— Your objective —
Lines with the word "section": copy all of them from the entries below.

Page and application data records
"""
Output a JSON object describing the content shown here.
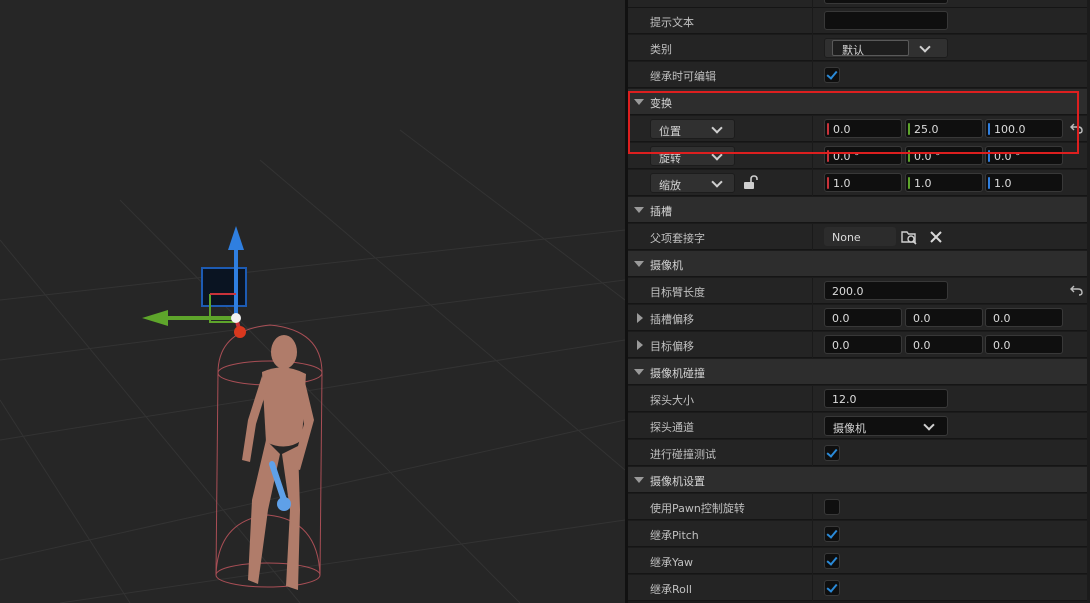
{
  "colors": {
    "x_axis": "#c8323a",
    "y_axis": "#5ea52b",
    "z_axis": "#2f7fe0",
    "checkbox": "#2a8ad8",
    "highlight": "#dd1f1f"
  },
  "viewport": {
    "gizmo_icons": [
      "translate-gizmo-x-arrow",
      "translate-gizmo-y-arrow",
      "translate-gizmo-z-arrow",
      "camera-component-icon"
    ]
  },
  "details": {
    "tooltip_text": {
      "label": "提示文本",
      "value": ""
    },
    "category": {
      "label": "类别",
      "value": "默认"
    },
    "editable_when_inherited": {
      "label": "继承时可编辑",
      "checked": true
    },
    "transform": {
      "section": "变换",
      "location": {
        "mode": "位置",
        "x": "0.0",
        "y": "25.0",
        "z": "100.0"
      },
      "rotation": {
        "mode": "旋转",
        "x": "0.0 °",
        "y": "0.0 °",
        "z": "0.0 °"
      },
      "scale": {
        "mode": "缩放",
        "x": "1.0",
        "y": "1.0",
        "z": "1.0",
        "lock_icon": "unlock-icon"
      }
    },
    "sockets": {
      "section": "插槽",
      "parent_socket": {
        "label": "父项套接字",
        "value": "None"
      }
    },
    "camera": {
      "section": "摄像机",
      "target_arm_length": {
        "label": "目标臂长度",
        "value": "200.0"
      },
      "socket_offset": {
        "label": "插槽偏移",
        "x": "0.0",
        "y": "0.0",
        "z": "0.0"
      },
      "target_offset": {
        "label": "目标偏移",
        "x": "0.0",
        "y": "0.0",
        "z": "0.0"
      }
    },
    "camera_collision": {
      "section": "摄像机碰撞",
      "probe_size": {
        "label": "探头大小",
        "value": "12.0"
      },
      "probe_channel": {
        "label": "探头通道",
        "value": "摄像机"
      },
      "do_collision_test": {
        "label": "进行碰撞测试",
        "checked": true
      }
    },
    "camera_settings": {
      "section": "摄像机设置",
      "use_pawn_control_rotation": {
        "label": "使用Pawn控制旋转",
        "checked": false
      },
      "inherit_pitch": {
        "label": "继承Pitch",
        "checked": true
      },
      "inherit_yaw": {
        "label": "继承Yaw",
        "checked": true
      },
      "inherit_roll": {
        "label": "继承Roll",
        "checked": true
      }
    }
  }
}
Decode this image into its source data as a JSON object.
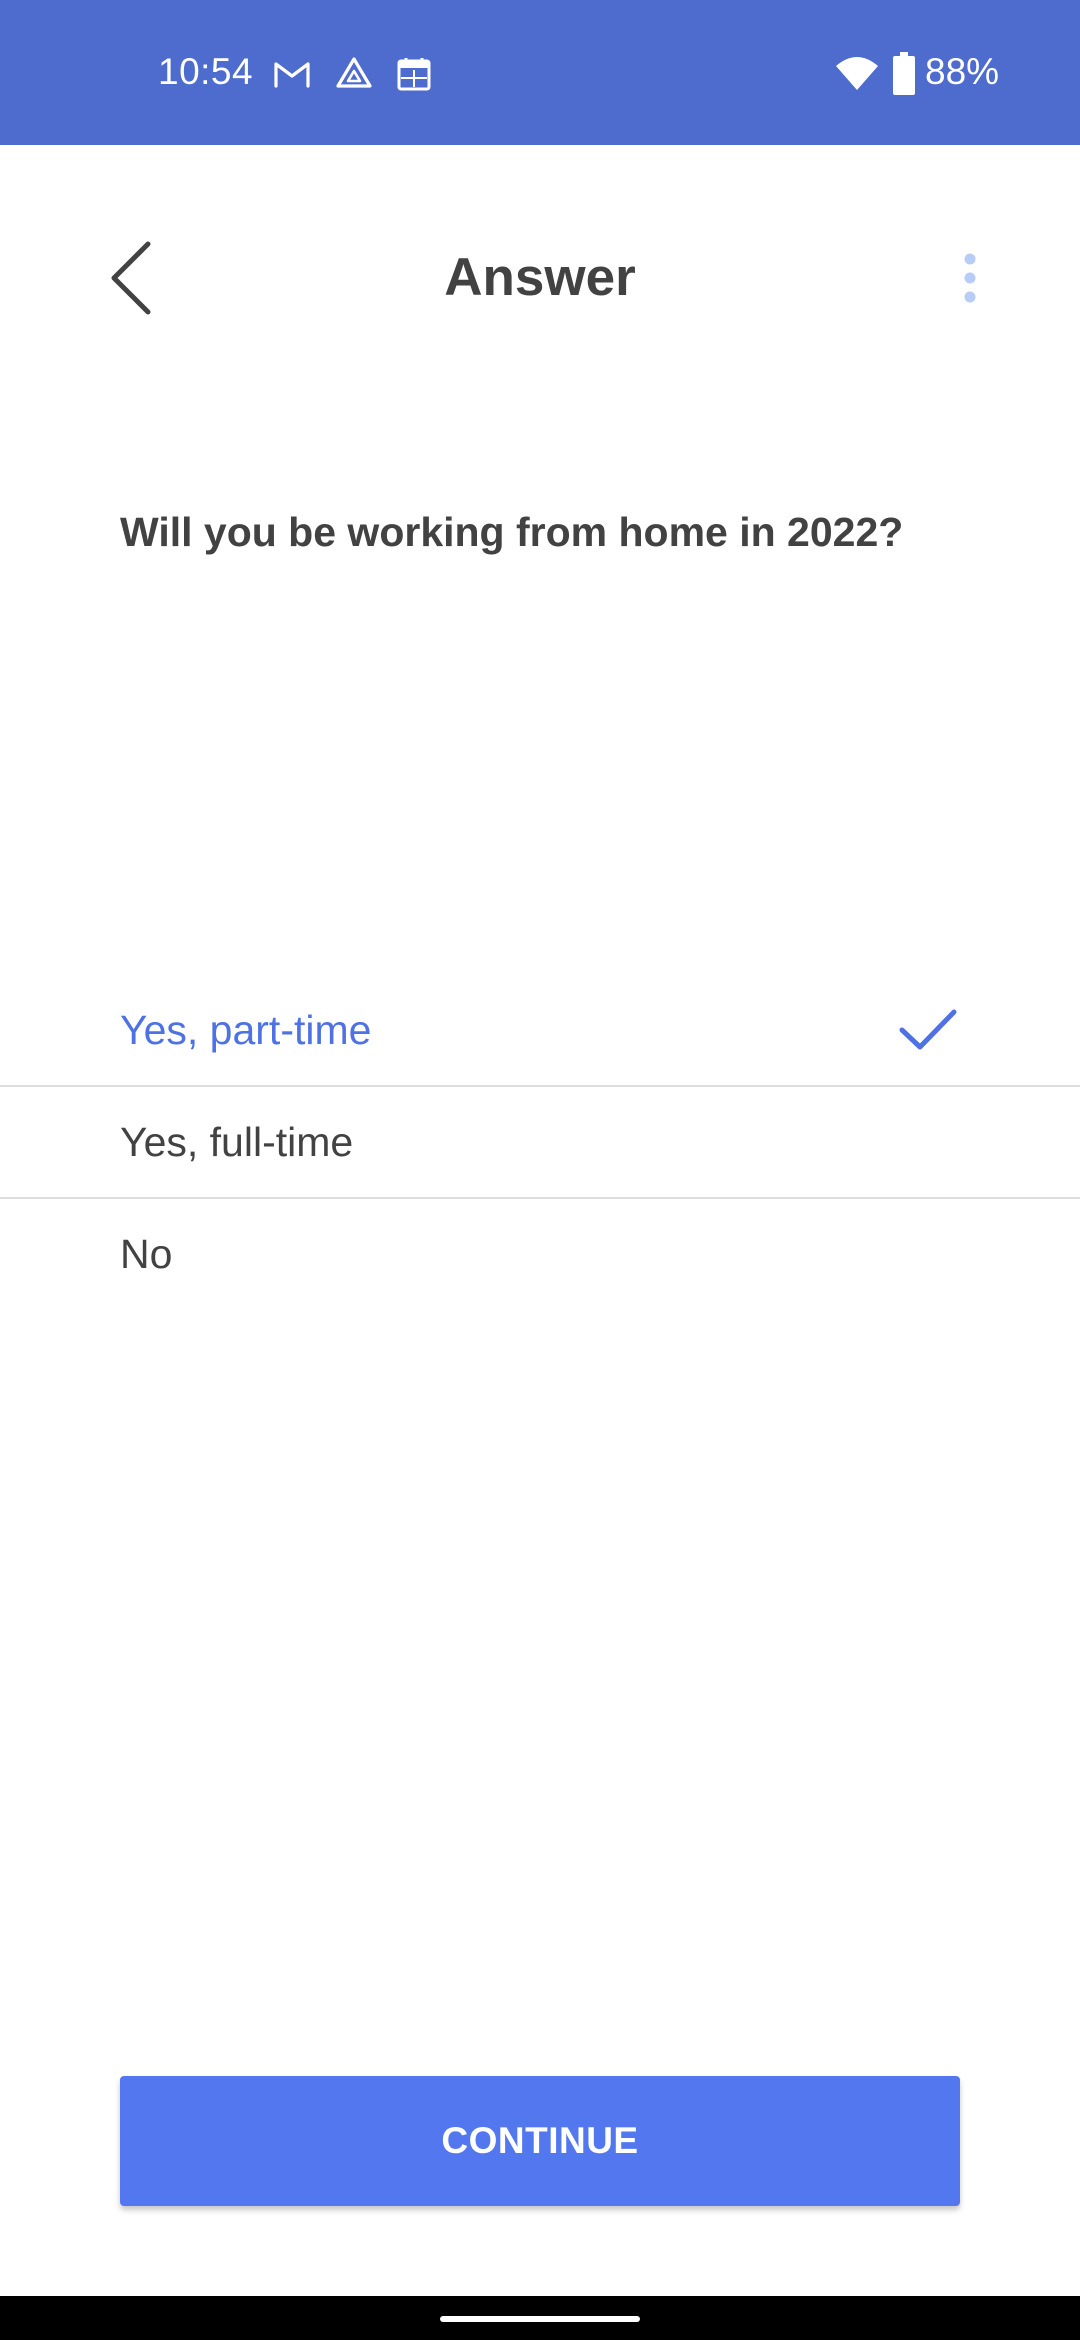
{
  "status_bar": {
    "time": "10:54",
    "battery_percent": "88%",
    "background_color": "#4e6bce",
    "icons": [
      "gmail-icon",
      "drive-icon",
      "calendar-icon",
      "wifi-icon",
      "battery-icon"
    ]
  },
  "header": {
    "title": "Answer",
    "back_icon": "chevron-left-icon",
    "menu_icon": "more-vertical-icon"
  },
  "question": {
    "text": "Will you be working from home in 2022?"
  },
  "options": [
    {
      "label": "Yes, part-time",
      "selected": true
    },
    {
      "label": "Yes, full-time",
      "selected": false
    },
    {
      "label": "No",
      "selected": false
    }
  ],
  "continue_button": {
    "label": "CONTINUE"
  },
  "colors": {
    "accent": "#5377ee",
    "selected_text": "#4e72e4",
    "text": "#424242",
    "divider": "#dddddd"
  }
}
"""
— Answer area —
      "section": "变换",
      "section": "插槽",
      "section": "摄像机",
      "section": "摄像机碰撞",
      "section": "摄像机设置",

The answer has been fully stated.